Our wagon is traveling along through the prairie, the shadows of clouds pass us by and even the tiny beetles - moving on their tiny legs - put us to shame. When the bread runs out ma sends me out with the can to beg. The wagon trail is a slow racket, even for me, the one pa says looks mighty cute in this apron and bonnet. He teases me and says if I'm not careful my freckles will rival the stars in number.
My feet get impatient as I watch for the dust that might mean another wagon coming over the hill. They start to dance to the tune in my head. But mostly the only dust I'm seeing is what I'm raising with my tapping toes. Ma always adds a few coins to the can and gives me the last loaf of bread to hold, as if the idea of somebody else already giving something might inspire greater generosity.
I try to concentrate on my song again to distract myself from the ache in my sitting-parts. All this horizon-gazing makes my eyes bleary, so I start to notice shapes in the clouds to make time pass faster. The sun's heat is kicking in, I'm thankful I don't have to wear shoes and stockings and roast my feet in them, but the ground is rather hot and then there's that tiny part that wishes we had the money so I could even have my own shoes and stockings. They would be patent leather and the stockings would be real silk. I would wear them on Sundays and refuse to get down from the wagon to walk in the muck no matter what anybody said.
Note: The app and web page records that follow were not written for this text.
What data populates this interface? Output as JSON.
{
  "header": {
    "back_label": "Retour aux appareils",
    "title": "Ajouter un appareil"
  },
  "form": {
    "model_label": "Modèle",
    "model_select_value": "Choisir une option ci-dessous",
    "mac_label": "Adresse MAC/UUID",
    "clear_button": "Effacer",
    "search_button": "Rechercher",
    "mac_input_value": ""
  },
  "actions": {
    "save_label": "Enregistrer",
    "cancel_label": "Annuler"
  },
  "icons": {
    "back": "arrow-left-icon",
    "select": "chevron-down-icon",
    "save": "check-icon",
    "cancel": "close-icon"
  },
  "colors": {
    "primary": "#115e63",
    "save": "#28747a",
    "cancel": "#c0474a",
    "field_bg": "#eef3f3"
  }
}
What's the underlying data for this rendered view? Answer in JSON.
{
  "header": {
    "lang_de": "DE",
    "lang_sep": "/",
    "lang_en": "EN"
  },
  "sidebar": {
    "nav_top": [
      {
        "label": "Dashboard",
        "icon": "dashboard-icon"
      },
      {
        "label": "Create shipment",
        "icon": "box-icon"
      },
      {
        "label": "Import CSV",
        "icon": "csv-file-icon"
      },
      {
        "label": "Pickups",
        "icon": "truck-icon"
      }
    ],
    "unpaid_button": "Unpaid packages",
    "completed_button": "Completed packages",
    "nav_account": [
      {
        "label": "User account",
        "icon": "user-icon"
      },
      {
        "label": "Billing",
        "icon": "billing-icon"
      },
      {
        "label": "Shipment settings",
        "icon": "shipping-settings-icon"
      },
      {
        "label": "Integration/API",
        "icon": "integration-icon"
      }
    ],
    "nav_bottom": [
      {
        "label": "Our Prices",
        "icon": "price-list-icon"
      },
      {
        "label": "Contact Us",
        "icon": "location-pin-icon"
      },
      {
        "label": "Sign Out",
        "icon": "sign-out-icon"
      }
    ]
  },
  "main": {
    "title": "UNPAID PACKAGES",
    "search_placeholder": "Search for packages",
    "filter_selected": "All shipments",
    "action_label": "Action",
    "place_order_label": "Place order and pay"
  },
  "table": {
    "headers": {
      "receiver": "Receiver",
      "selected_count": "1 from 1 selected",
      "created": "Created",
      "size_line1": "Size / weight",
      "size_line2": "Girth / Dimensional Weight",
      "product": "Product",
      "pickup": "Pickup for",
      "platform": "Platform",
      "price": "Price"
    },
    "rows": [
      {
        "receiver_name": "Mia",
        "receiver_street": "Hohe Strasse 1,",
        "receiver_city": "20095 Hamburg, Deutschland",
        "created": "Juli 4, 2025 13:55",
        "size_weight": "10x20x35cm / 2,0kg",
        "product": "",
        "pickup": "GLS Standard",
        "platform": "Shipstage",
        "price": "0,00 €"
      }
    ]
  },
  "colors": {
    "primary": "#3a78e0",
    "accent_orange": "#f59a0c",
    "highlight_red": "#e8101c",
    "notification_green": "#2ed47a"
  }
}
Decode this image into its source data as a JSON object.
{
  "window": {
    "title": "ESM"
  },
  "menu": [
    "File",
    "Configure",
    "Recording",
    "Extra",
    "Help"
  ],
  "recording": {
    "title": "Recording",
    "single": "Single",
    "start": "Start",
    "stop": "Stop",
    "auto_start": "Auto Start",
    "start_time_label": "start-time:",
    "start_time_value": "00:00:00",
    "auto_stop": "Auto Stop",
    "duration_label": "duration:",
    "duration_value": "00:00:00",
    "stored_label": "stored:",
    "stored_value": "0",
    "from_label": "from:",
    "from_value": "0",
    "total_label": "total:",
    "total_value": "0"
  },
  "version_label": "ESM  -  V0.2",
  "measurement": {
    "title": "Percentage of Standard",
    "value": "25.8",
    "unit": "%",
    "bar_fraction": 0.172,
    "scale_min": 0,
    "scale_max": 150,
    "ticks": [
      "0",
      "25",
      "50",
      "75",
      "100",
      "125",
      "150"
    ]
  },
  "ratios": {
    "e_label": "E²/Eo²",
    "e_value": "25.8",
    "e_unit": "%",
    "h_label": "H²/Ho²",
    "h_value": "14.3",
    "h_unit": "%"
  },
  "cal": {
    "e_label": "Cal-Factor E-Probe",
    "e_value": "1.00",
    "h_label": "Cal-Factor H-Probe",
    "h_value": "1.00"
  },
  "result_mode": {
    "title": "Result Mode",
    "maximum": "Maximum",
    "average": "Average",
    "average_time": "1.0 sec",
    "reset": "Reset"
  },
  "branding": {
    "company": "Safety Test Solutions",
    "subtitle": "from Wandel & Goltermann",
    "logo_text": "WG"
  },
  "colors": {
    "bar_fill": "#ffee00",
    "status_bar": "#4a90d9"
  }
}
For lunch, there are usually some herbs to be found somewhere nearby. Hurrying to gather my meager meal, I try not to think how easy it would be to eat that lone, crusty loaf. Telling myself it would be stale and would probably have bugs in it helps me to avoid the temptation. Besides if I ate the bread and no wagons came along with more, my little brother would go hungry.
My brother probably spent his day chopping wood, stocking the wood pile in their campsite. He's a good boy, that little brother, even though he tries hard to annoy me when he can.
But mostly we get along, we have to, that's what you do on the prairie.
OK, so that is really nothing like Summer on the prairie in our day. We have our dramas but they don't usually include bonnets or begging for bread. The truth is our Summer is pretty easy and these may be some of my favorite pictures I've ever taken of my kids. The heat is getting up there and we are trying to balance the comfort of going barefoot and the discomfort of hot sidewalks. The kids play outside and I do try to feed them.
She wears an apron.
He carries a pretend ax.
That's what you get when you cross a prairie hen and a logger.
Prairie Ma in Nebraska